Gaming and the Internet
The future of English
All languages change and evolve over time – some have periods of expansion and decline and some eventually die, while new languages emerge. English has a particularly long and interesting history of development and change.
The English we use today bears little resemblance to the English of Shakespeare and even less to that of Chaucer in the 14th century. Similarly, there are significant differences between the varieties of English used in different parts of the world and by different groups of users within and between societies. Arguably, the pace of change has sped up in the last fifty or so years, partly because of technological innovations and partly because of increased mobility and migration between social and cultural groups.
It is difficult to predict the future of English, as Professor David Crystal said, we could all be speaking Martian in the future. In his talk on the future of English, as a global language, Crystal explains that language becomes global for one reason only – the power of the people who speak it. As Crystal says, “Power always drives language. English will remain a global power if certain things happen to maintain the power of the nations who speak it.”
Both Crystal and other linguists envisage scenarios where languages other than English will become the future dominant global language such as Arabic, Spanish, Chinese.
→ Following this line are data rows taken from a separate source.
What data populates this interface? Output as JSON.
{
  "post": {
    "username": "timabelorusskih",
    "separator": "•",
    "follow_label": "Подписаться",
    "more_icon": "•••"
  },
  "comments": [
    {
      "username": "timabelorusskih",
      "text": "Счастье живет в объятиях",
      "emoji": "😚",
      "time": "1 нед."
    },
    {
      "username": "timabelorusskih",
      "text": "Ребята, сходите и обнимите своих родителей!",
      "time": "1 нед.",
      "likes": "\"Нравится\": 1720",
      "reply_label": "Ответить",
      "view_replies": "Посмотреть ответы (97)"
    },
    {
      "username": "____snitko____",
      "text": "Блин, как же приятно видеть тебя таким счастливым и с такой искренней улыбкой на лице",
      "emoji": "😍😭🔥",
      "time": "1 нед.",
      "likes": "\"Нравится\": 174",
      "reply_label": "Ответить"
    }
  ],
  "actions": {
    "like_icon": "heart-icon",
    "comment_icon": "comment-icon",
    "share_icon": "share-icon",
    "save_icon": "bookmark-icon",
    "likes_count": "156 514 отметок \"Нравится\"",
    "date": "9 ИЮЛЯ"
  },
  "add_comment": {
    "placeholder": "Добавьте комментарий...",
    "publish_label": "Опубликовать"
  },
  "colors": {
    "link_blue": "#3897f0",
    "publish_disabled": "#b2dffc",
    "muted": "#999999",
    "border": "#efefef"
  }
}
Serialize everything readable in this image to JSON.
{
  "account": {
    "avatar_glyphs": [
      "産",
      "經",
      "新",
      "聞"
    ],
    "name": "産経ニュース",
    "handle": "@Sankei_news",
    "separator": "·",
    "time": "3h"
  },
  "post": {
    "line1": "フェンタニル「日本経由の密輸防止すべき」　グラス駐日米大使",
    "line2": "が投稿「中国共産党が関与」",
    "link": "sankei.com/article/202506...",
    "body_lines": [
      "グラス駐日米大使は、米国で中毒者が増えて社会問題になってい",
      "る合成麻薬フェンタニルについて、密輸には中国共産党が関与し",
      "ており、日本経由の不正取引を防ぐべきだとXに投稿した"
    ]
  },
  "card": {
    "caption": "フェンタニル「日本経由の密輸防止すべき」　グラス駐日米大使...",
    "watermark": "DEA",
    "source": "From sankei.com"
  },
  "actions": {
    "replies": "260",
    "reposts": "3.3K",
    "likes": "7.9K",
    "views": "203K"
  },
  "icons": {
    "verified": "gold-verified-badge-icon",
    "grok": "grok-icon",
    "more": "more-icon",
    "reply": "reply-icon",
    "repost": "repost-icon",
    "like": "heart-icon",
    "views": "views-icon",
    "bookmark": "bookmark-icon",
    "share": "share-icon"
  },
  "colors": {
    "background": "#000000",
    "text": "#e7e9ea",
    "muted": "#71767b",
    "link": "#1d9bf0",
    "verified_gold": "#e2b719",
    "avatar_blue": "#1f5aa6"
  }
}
It is already the case that while English remains the most used language of the internet, the proportion of English used has significantly been replaced by a wide range of other languages as can be seen in these figures:
Languages used on the internet from Graddol 2006:4 – 2000 data from Global Reach, 2005 from Miniwatts International Ltd) (Cl